[Records contained in a dataset]
● ● ● ● ●

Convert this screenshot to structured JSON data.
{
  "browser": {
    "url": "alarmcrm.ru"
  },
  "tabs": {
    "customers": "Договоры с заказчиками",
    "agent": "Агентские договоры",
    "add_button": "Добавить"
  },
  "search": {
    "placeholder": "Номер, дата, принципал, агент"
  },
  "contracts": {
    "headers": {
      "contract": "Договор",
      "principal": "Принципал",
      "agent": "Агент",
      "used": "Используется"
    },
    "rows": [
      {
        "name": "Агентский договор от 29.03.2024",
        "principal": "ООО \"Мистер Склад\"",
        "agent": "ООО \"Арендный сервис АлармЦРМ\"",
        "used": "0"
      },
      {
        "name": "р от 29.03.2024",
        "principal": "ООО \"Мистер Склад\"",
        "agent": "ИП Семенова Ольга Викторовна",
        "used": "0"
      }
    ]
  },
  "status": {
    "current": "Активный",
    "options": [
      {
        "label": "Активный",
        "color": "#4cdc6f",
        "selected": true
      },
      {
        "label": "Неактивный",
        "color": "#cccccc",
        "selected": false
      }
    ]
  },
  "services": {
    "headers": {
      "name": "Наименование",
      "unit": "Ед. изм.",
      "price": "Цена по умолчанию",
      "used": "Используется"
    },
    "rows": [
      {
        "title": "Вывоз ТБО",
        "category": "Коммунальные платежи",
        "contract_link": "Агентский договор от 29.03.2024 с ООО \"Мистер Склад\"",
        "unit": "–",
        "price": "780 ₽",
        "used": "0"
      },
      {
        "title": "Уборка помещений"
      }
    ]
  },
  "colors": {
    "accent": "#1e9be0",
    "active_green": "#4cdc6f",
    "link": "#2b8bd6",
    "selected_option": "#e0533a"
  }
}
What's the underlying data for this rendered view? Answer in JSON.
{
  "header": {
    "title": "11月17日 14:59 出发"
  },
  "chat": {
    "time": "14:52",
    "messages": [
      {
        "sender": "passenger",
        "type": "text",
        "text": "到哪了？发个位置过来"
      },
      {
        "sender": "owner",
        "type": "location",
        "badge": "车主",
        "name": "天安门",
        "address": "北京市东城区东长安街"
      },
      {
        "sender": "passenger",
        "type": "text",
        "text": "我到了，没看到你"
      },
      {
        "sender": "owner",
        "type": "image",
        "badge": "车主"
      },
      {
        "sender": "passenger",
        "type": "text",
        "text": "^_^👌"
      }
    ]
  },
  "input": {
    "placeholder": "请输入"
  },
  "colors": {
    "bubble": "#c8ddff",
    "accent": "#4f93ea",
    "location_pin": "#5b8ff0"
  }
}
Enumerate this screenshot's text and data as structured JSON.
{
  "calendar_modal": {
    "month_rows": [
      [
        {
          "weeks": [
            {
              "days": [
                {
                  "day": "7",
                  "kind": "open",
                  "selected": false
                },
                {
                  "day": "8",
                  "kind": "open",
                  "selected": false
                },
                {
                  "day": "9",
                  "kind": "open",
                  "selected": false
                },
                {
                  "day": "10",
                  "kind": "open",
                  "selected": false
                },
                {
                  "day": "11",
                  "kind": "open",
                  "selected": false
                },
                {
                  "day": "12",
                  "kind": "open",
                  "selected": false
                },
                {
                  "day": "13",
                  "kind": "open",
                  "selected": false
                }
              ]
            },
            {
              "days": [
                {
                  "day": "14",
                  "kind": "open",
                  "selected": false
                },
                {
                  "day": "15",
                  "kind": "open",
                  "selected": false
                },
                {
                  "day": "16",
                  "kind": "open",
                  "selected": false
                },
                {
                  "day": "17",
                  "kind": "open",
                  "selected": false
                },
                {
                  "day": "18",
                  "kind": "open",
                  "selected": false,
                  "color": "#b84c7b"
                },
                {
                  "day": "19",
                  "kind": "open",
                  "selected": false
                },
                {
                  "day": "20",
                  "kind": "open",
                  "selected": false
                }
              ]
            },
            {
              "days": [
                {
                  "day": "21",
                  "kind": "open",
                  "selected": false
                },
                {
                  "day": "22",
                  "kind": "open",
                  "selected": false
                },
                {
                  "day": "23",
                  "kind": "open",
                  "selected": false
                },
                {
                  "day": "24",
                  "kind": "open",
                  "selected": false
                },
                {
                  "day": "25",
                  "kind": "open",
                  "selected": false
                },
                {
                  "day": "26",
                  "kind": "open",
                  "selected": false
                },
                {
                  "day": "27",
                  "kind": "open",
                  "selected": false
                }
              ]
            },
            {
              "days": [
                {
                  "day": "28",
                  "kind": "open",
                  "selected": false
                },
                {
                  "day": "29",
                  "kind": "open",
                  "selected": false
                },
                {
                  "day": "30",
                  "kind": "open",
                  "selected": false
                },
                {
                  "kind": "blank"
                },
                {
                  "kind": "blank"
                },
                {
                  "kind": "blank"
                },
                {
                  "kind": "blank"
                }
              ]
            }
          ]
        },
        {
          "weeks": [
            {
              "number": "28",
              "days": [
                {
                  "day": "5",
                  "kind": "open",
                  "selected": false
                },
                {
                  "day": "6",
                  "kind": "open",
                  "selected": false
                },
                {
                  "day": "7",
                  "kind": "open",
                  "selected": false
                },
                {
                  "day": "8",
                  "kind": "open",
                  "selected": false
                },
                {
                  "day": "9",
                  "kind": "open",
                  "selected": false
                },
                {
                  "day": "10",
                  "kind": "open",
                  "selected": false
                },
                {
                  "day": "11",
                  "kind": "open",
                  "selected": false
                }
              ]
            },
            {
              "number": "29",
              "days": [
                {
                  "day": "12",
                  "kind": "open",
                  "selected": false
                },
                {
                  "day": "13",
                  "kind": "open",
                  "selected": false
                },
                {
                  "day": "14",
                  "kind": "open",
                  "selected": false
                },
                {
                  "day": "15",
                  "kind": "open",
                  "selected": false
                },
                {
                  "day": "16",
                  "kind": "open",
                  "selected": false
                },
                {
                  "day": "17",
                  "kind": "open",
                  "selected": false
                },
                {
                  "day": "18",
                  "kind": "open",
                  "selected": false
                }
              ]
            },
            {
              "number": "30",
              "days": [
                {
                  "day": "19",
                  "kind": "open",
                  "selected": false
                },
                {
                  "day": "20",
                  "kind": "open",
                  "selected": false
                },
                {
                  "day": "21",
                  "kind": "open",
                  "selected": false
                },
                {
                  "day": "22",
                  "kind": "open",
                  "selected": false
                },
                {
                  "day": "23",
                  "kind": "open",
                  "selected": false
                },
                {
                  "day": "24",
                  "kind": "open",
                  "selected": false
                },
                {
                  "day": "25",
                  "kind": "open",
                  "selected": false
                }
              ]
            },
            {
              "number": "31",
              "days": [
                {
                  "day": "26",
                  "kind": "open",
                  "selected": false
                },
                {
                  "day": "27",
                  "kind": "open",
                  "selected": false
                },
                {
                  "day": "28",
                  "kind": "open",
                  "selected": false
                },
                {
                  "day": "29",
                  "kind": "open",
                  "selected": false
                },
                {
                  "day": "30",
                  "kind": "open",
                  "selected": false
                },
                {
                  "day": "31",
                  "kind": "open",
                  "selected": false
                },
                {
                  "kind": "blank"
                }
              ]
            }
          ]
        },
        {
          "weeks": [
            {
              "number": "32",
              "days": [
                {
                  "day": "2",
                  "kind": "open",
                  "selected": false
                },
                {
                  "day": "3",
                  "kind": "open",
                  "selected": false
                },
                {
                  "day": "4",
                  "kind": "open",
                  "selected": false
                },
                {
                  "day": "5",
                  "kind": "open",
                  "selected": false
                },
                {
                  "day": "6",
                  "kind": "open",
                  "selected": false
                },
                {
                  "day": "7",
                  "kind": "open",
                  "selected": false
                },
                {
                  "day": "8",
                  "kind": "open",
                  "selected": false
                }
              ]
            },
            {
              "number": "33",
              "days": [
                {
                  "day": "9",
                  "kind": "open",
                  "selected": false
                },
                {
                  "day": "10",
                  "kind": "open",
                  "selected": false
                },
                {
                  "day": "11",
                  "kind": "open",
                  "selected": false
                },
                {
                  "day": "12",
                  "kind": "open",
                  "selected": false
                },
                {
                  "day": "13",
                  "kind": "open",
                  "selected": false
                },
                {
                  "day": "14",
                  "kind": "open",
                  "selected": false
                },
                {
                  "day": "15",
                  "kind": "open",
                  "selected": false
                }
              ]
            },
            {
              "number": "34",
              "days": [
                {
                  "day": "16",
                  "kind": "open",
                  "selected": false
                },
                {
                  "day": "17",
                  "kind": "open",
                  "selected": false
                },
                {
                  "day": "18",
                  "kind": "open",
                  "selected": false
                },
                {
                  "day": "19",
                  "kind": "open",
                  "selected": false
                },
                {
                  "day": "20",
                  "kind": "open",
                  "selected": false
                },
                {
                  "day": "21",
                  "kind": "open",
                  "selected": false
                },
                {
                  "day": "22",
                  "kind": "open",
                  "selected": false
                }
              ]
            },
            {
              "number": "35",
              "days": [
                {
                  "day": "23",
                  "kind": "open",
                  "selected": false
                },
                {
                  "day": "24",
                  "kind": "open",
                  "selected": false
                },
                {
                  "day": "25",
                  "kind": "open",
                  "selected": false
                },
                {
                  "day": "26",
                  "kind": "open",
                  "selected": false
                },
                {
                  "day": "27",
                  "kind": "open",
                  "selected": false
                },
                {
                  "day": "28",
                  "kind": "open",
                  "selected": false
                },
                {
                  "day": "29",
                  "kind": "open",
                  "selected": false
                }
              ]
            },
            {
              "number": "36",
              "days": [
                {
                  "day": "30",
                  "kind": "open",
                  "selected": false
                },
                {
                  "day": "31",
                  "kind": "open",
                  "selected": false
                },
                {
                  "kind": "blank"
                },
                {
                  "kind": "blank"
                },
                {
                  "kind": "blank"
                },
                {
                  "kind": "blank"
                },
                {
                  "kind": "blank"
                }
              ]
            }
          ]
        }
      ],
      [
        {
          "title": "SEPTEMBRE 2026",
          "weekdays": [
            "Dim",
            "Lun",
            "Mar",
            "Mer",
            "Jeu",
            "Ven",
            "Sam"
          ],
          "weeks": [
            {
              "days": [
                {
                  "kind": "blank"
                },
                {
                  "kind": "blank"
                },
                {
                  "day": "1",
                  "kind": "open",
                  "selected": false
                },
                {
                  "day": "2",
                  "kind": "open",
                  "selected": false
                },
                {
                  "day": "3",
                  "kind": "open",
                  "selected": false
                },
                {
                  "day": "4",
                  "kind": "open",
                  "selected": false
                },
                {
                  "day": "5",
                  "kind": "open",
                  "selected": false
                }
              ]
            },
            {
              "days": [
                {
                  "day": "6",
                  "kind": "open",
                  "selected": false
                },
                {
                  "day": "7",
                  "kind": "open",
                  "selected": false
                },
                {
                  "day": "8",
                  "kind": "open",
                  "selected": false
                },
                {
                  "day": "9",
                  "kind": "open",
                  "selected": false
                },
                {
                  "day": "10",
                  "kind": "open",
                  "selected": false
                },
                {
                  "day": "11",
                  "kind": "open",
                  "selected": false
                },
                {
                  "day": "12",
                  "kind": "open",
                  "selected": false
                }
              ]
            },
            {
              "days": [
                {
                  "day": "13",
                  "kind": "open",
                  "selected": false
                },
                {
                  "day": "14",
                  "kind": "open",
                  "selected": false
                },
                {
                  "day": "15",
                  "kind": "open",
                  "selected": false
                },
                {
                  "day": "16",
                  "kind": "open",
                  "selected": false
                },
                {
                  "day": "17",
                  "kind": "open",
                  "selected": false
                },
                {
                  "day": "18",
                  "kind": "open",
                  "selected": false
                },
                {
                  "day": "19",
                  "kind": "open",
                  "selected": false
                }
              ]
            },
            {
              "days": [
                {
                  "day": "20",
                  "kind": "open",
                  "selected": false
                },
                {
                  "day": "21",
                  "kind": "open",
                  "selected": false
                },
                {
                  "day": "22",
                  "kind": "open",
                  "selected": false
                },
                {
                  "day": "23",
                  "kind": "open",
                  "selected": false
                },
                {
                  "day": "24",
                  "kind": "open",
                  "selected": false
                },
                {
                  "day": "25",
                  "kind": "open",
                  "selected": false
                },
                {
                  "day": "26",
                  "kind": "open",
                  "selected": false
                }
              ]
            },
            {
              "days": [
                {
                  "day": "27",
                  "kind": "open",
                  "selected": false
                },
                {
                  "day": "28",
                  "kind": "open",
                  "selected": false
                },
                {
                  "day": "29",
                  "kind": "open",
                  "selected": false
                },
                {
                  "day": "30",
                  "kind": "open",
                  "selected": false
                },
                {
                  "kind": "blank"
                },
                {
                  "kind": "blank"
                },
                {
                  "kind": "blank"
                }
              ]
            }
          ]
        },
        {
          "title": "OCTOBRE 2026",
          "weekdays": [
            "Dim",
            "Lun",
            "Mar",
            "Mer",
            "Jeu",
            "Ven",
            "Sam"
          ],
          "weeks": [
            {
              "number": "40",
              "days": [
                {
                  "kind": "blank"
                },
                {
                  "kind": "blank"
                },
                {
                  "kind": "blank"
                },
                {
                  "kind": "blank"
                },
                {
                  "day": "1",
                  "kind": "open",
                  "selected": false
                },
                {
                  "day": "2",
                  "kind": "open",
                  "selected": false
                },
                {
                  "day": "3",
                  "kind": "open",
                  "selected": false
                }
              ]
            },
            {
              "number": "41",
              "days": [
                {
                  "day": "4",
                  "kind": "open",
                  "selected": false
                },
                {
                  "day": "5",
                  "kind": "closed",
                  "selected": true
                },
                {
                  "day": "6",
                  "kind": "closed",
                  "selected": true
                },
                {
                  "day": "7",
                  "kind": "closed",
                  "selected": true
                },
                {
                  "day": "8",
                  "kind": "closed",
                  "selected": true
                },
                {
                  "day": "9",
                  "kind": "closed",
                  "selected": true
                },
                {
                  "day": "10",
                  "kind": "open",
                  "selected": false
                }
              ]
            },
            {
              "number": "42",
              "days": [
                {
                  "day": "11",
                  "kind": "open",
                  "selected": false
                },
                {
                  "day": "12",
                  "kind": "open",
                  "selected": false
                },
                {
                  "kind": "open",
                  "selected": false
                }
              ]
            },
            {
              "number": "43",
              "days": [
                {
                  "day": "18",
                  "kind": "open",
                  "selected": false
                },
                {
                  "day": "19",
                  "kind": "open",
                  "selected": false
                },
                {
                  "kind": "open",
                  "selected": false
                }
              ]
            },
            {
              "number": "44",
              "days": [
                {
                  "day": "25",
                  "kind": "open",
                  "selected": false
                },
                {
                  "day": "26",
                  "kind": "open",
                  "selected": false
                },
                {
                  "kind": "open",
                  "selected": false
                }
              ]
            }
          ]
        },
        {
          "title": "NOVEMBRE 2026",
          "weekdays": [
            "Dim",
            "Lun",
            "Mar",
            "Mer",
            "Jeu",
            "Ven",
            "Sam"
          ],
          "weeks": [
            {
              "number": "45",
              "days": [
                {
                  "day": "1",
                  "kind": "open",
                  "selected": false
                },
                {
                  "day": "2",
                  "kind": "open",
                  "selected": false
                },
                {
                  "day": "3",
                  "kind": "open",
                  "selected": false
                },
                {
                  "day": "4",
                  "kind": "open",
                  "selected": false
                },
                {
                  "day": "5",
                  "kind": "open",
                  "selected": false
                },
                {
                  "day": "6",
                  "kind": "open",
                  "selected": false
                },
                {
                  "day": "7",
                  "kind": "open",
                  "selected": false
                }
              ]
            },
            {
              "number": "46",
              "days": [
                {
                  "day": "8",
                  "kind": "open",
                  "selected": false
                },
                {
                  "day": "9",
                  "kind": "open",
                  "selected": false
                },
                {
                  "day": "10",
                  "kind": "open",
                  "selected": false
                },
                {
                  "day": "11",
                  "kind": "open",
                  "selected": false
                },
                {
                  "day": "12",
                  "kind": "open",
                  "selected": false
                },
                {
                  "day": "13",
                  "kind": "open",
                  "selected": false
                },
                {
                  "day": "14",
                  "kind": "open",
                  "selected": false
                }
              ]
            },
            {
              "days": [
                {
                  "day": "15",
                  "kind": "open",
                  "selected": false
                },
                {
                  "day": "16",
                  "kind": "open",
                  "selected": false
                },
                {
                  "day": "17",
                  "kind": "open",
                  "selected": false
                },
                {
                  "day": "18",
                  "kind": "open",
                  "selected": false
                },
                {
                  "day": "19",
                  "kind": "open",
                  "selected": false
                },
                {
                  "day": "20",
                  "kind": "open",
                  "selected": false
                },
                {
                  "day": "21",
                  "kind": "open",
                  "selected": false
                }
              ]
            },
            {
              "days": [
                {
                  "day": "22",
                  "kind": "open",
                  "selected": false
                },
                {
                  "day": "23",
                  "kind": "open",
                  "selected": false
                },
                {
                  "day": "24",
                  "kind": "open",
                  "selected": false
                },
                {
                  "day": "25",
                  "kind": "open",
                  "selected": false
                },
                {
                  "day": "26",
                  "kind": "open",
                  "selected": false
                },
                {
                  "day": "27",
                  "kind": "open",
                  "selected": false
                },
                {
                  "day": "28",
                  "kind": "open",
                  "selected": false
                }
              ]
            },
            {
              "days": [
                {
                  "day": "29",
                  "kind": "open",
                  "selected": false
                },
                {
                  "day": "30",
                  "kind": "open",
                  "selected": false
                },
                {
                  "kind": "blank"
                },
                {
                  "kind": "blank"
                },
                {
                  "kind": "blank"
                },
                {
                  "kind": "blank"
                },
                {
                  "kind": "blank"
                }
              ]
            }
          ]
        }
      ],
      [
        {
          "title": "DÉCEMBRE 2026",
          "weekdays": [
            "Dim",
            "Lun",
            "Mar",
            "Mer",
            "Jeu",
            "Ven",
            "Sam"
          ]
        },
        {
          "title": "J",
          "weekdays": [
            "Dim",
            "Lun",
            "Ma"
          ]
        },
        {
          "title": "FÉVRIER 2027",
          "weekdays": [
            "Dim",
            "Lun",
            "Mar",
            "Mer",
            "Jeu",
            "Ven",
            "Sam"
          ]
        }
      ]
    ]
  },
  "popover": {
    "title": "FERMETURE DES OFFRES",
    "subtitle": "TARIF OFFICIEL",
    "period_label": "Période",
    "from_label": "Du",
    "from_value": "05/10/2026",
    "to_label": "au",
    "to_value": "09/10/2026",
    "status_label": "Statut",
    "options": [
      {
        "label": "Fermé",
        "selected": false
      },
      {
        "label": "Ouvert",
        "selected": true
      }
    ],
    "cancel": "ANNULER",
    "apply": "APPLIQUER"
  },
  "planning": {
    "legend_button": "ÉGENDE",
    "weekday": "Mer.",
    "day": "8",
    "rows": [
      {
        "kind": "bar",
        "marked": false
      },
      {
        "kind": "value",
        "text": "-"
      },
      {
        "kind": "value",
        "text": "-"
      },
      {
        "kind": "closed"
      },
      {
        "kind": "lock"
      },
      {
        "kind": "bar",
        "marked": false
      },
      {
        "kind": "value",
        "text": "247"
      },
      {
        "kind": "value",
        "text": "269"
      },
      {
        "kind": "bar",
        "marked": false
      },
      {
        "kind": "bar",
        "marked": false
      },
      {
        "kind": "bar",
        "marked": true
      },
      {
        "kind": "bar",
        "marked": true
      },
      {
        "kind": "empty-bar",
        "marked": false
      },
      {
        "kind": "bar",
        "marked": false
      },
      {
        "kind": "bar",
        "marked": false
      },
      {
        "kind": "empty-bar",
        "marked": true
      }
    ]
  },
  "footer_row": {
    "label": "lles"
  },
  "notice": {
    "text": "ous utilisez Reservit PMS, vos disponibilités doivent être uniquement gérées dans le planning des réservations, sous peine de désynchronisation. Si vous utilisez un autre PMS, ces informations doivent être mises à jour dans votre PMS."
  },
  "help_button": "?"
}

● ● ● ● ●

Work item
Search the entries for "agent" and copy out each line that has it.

Answer for this exercise
    "agent": "Агентские договоры",
      "agent": "Агент",
        "agent": "ООО \"Арендный сервис АлармЦРМ\"",
        "agent": "ИП Семенова Ольга Викторовна",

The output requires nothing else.